Auransa and USC are also collaborating on a broader approach to bring novel and much needed therapeutics to cancer patients, leveraging both Auransa’s proprietary artificial intelligence (AI) drug discovery platform to identify novel disease mechanisms and capabilities from the Rosalie and Harold Rae Brown Center for Cancer Drug Development at the USC Norris Comprehensive Cancer Center.

“The Brown Center for Cancer Drug Development takes an integrated academic-industry approach to achieve our mission of accelerating promising oncology therapeutics into the clinic through collaborative drug development,” said Caryn Lerman, PhD, director of USC Norris Comprehensive Cancer Center, and associate dean for cancer programs at the Keck School of Medicine at USC.   “Together with Auransa, we are optimistic that we can develop new therapeutics for patients in need and further our mission.”

Disclosure: If this trial is successful, USC has the potential to receive royalty payments under the collaboration agreement with Auransa.

About University of Southern California’s Norris Comprehensive Cancer Center

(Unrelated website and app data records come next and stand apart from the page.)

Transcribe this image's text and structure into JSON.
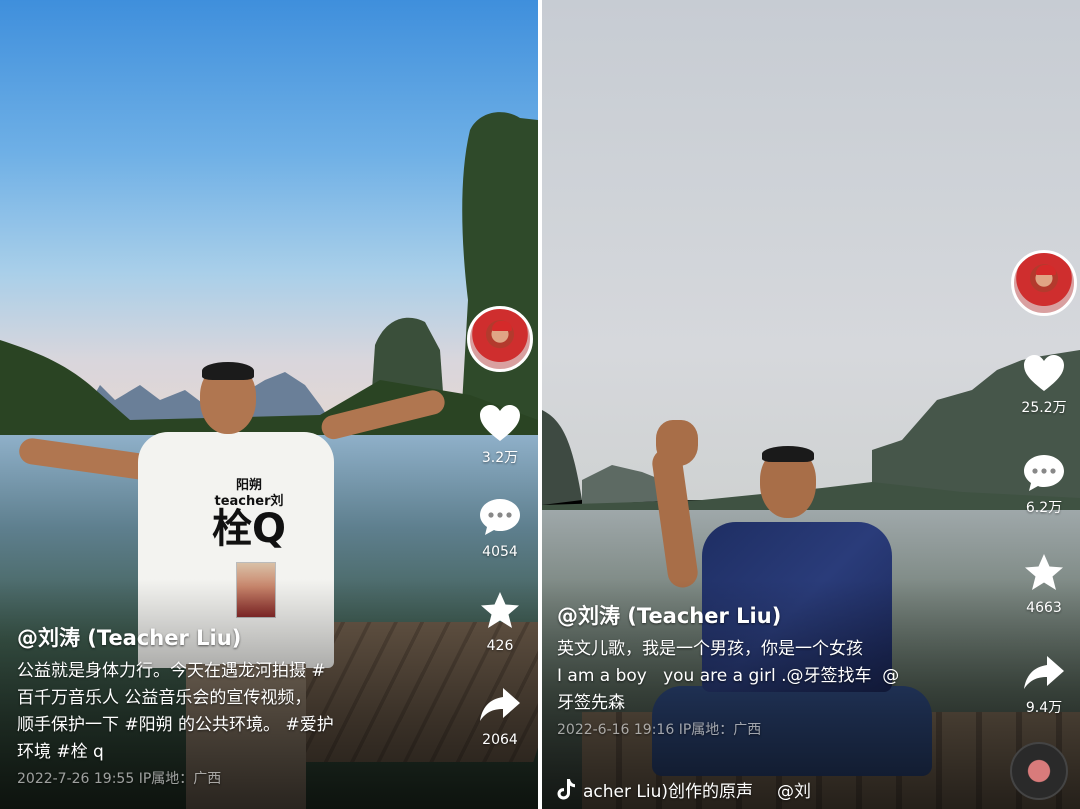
{
  "left_post": {
    "author": "@刘涛 (Teacher Liu)",
    "description": [
      "公益就是身体力行。今天在遇龙河拍摄 #",
      "百千万音乐人 公益音乐会的宣传视频，",
      "顺手保护一下 #阳朔 的公共环境。 #爱护",
      "环境 #栓 q"
    ],
    "meta": "2022-7-26 19:55  IP属地：广西",
    "shirt_print_small": "阳朔\nteacher刘",
    "shirt_print_big": "栓Q",
    "actions": {
      "like_count": "3.2万",
      "comment_count": "4054",
      "favorite_count": "426",
      "share_count": "2064"
    }
  },
  "right_post": {
    "author": "@刘涛 (Teacher Liu)",
    "description": [
      "英文儿歌，我是一个男孩，你是一个女孩",
      "I am a boy   you are a girl .@牙签找车  @",
      "牙签先森"
    ],
    "meta": "2022-6-16 19:16  IP属地：广西",
    "music": "acher Liu)创作的原声",
    "music_extra": "@刘",
    "actions": {
      "like_count": "25.2万",
      "comment_count": "6.2万",
      "favorite_count": "4663",
      "share_count": "9.4万"
    }
  },
  "icons": {
    "like": "heart-icon",
    "comment": "comment-bubble-icon",
    "favorite": "star-icon",
    "share": "share-arrow-icon",
    "music": "tiktok-note-icon"
  },
  "colors": {
    "icon": "#ffffff",
    "meta_text": "rgba(255,255,255,0.6)"
  }
}
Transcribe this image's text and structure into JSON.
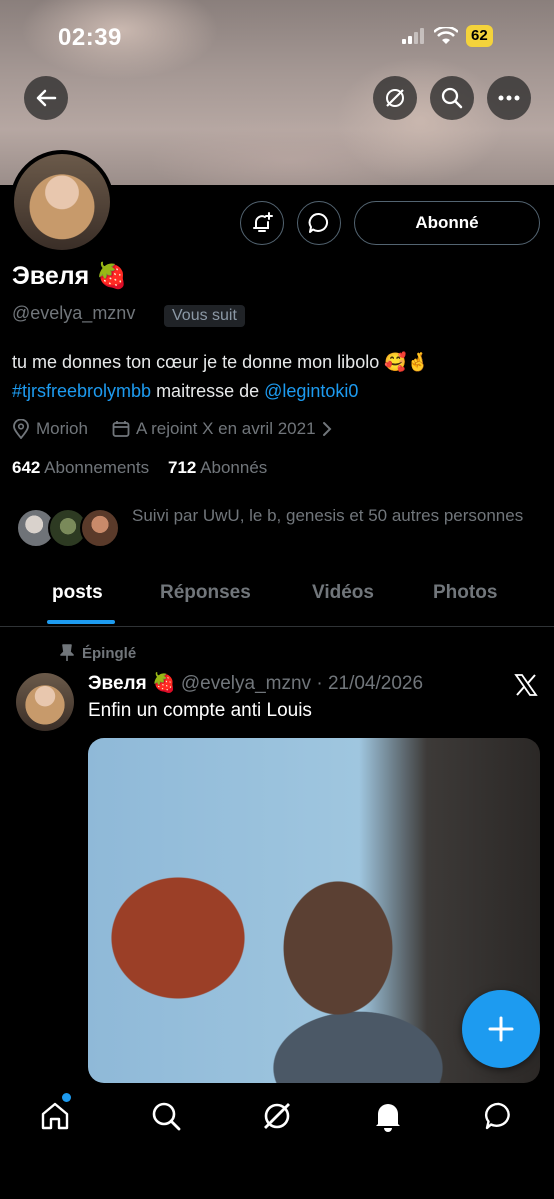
{
  "status_bar": {
    "time": "02:39",
    "battery": "62"
  },
  "profile": {
    "name": "Эвеля 🍓",
    "handle": "@evelya_mznv",
    "follows_you": "Vous suit",
    "follow_button": "Abonné",
    "bio_text_1": "tu me donnes ton cœur je te donne mon libolo 🥰🤞",
    "bio_hashtag": "#tjrsfreebrolymbb",
    "bio_middle": " maitresse de ",
    "bio_mention": "@legintoki0",
    "location": "Morioh",
    "joined": "A rejoint X en avril 2021",
    "following_count": "642",
    "following_label": "Abonnements",
    "followers_count": "712",
    "followers_label": "Abonnés",
    "followed_by": "Suivi par UwU, le b, genesis et 50 autres personnes"
  },
  "tabs": [
    "posts",
    "Réponses",
    "Vidéos",
    "Photos"
  ],
  "post": {
    "pinned_label": "Épinglé",
    "author": "Эвеля 🍓",
    "handle_date": "@evelya_mznv · 21/04/2026",
    "text": "Enfin un compte anti Louis"
  },
  "icons": {
    "back": "arrow-left-icon",
    "grok": "grok-icon",
    "search": "search-icon",
    "more": "more-icon",
    "notify": "bell-plus-icon",
    "message": "message-icon",
    "location": "location-pin-icon",
    "calendar": "calendar-icon",
    "pin": "pin-icon",
    "x_logo": "x-logo-icon",
    "compose": "plus-icon"
  },
  "colors": {
    "accent": "#1d9bf0",
    "muted": "#71767b",
    "background": "#000000"
  }
}
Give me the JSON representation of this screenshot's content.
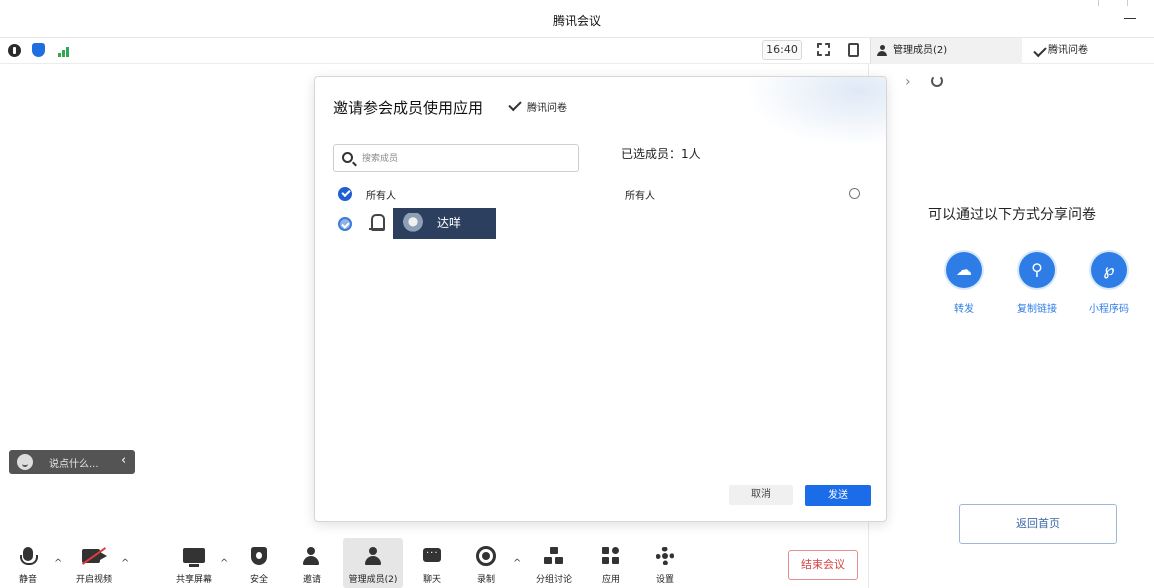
{
  "window": {
    "title": "腾讯会议"
  },
  "meetbar": {
    "time": "16:40",
    "members_tab": "管理成员(2)",
    "survey_tab": "腾讯问卷"
  },
  "dialog": {
    "title": "邀请参会成员使用应用",
    "app_name": "腾讯问卷",
    "search_placeholder": "搜索成员",
    "selected_label": "已选成员：1人",
    "all_label": "所有人",
    "member_name": "达咩",
    "selected_right": "所有人",
    "cancel_label": "取消",
    "send_label": "发送"
  },
  "right_panel": {
    "share_title": "可以通过以下方式分享问卷",
    "options": [
      {
        "label": "转发",
        "icon": "cloud-share-icon"
      },
      {
        "label": "复制链接",
        "icon": "link-icon"
      },
      {
        "label": "小程序码",
        "icon": "mini-program-icon"
      }
    ],
    "back_home": "返回首页"
  },
  "chat_input": {
    "placeholder": "说点什么..."
  },
  "toolbar": {
    "items": [
      {
        "label": "静音",
        "icon": "mic-icon"
      },
      {
        "label": "开启视频",
        "icon": "camera-off-icon"
      },
      {
        "label": "共享屏幕",
        "icon": "screen-share-icon"
      },
      {
        "label": "安全",
        "icon": "shield-icon"
      },
      {
        "label": "邀请",
        "icon": "invite-icon"
      },
      {
        "label": "管理成员(2)",
        "icon": "members-icon"
      },
      {
        "label": "聊天",
        "icon": "chat-icon"
      },
      {
        "label": "录制",
        "icon": "record-icon"
      },
      {
        "label": "分组讨论",
        "icon": "breakout-icon"
      },
      {
        "label": "应用",
        "icon": "apps-icon"
      },
      {
        "label": "设置",
        "icon": "gear-icon"
      }
    ],
    "end_meeting": "结束会议"
  },
  "colors": {
    "accent": "#1b6ce8",
    "end_meeting": "#d64040",
    "name_tag_bg": "#2c3f5e"
  }
}
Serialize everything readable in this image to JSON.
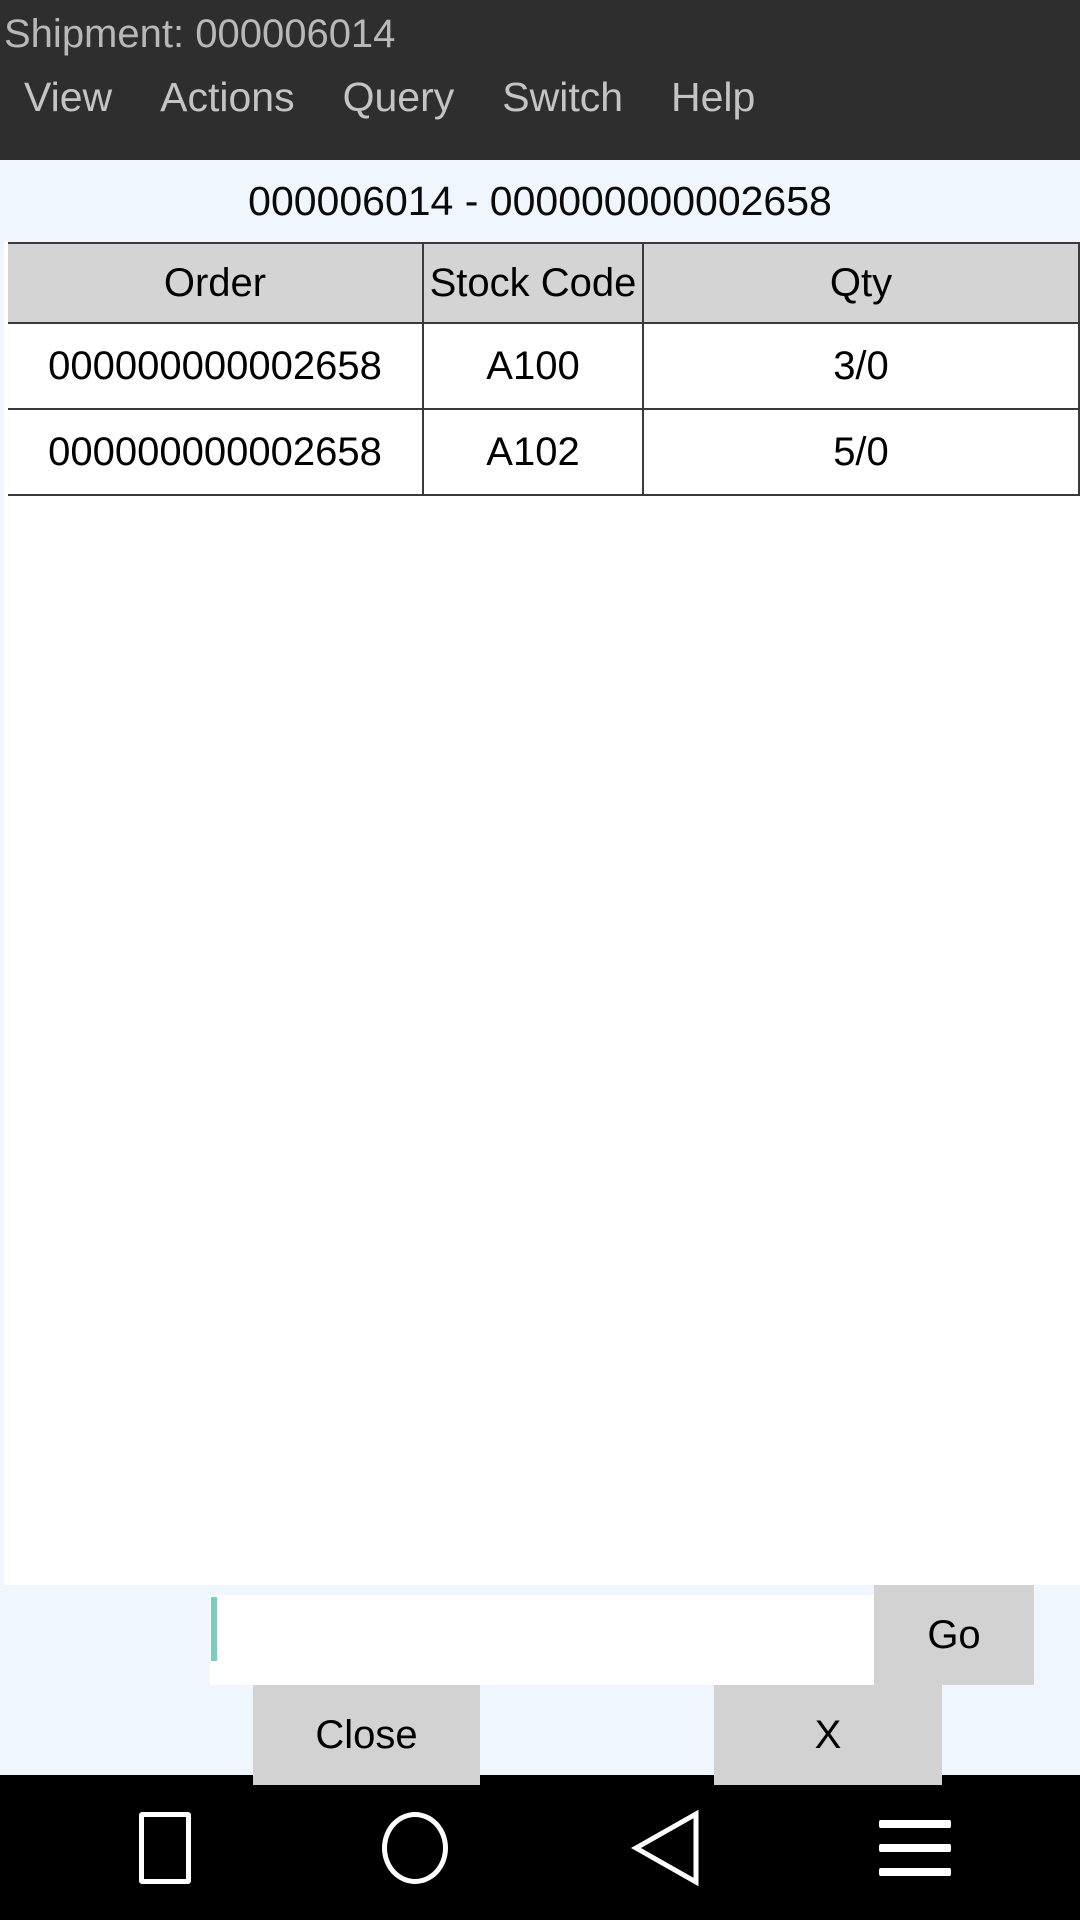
{
  "header": {
    "title": "Shipment: 000006014",
    "menu": [
      {
        "label": "View"
      },
      {
        "label": "Actions"
      },
      {
        "label": "Query"
      },
      {
        "label": "Switch"
      },
      {
        "label": "Help"
      }
    ]
  },
  "screen": {
    "title": "000006014 - 000000000002658"
  },
  "table": {
    "columns": [
      "Order",
      "Stock Code",
      "Qty"
    ],
    "rows": [
      {
        "order": "000000000002658",
        "stock_code": "A100",
        "qty": "3/0"
      },
      {
        "order": "000000000002658",
        "stock_code": "A102",
        "qty": "5/0"
      }
    ]
  },
  "bottom": {
    "input_value": "",
    "input_placeholder": "",
    "go_label": "Go",
    "close_label": "Close",
    "x_label": "X"
  },
  "navbar": {
    "recents_label": "recents",
    "home_label": "home",
    "back_label": "back",
    "menu_label": "menu"
  },
  "colors": {
    "header_bg": "#2e2e2e",
    "header_text": "#b8b8b8",
    "page_bg": "#eff6fd",
    "table_header_bg": "#d4d4d4",
    "button_bg": "#d2d2d2",
    "caret": "#7ccac4",
    "navbar_bg": "#000000"
  }
}
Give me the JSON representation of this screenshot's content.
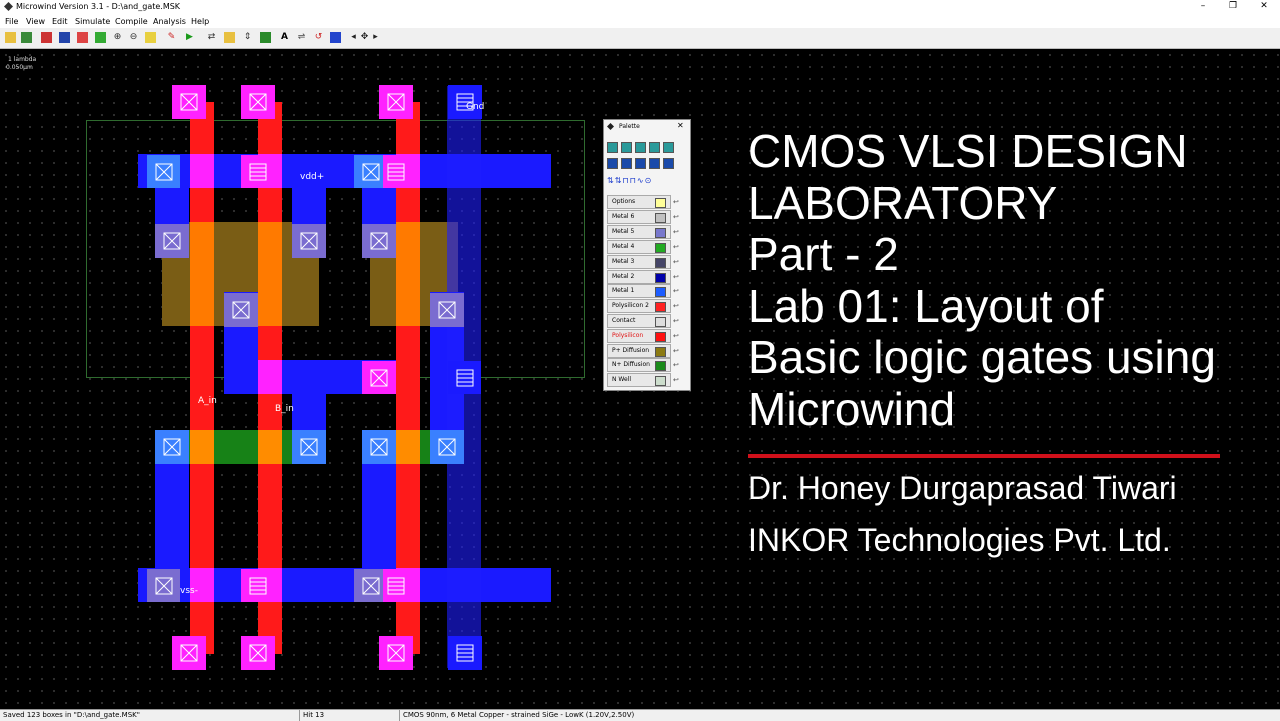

The USC Norris Comprehensive Cancer Center (USC Norris), located in Los Angeles, is a major regional and national resource for cancer research, treatment, prevention, education, and community engagement. The National Cancer Institute (NCI) has designated the USC Norris Comprehensive Cancer Center as one of the nation’s 52 comprehensive cancer centers, a select group of institutions providing leadership in cancer treatment, research, prevention, and education. USC Norris has held this designation since 1973, at which time it was named as one of the first eight such centers in the country. The Rosalie and Harold Rae Brown Center for Cancer Drug Development (CCDD) at the USC Norris was launched in 2020 with a generous gift from the Rosalie and Harold Rae Brown Foundation.  The CCDD employs an integrated academic-industry-focused management model to engage investigators from different disciplines, collapse gaps in expertise, resources, and funding, and ensure that programs have a high likelihood of progressing to the clinic.